In designing and implementing software libraries, there is a tradeoff between performance and software design considerations, such as modularity and clarity. As described in Section 4.1, it is possible to combine messages to reduce the communication cost in several places, and to replace the high level routines, such as the PBLAS, by calls to the lower level routines, such as the sequential BLAS and the BLACS. However, we have concluded that the performance gain is too small to justify the resulting loss of software modularity.

We have shown that the ScaLAPACK factorization routines have good performance and scalability on the Intel iPSC/860, Delta, and Paragon systems.
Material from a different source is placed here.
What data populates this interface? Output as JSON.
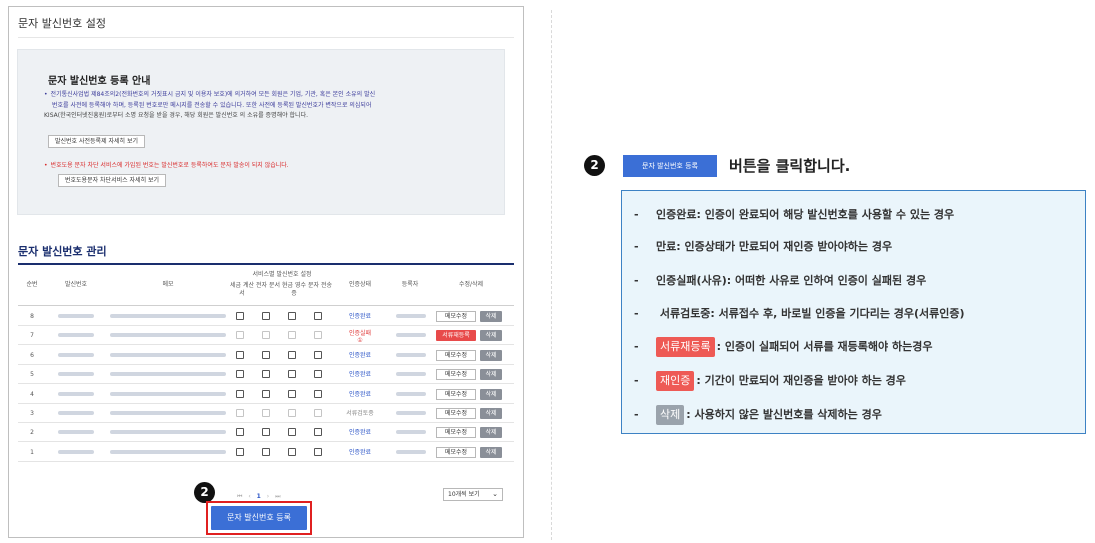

Similar studies may be performed on other architectures to which the BLACS have been ported, including PVM, TMC CM-5, Cray T3D, and IBM SP1 and SP2.

The ScaLAPACK routines are currently available through netlib for all numeric data types, single precision real, double precision real, single precision complex and double precision complex. To obtain the routines, and the ScaLAPACK Reference Manual [10], send the message ``send index from scalapack'' to

Susan Ostrouchov
Fri Apr 28 09:37:26 EDT 1995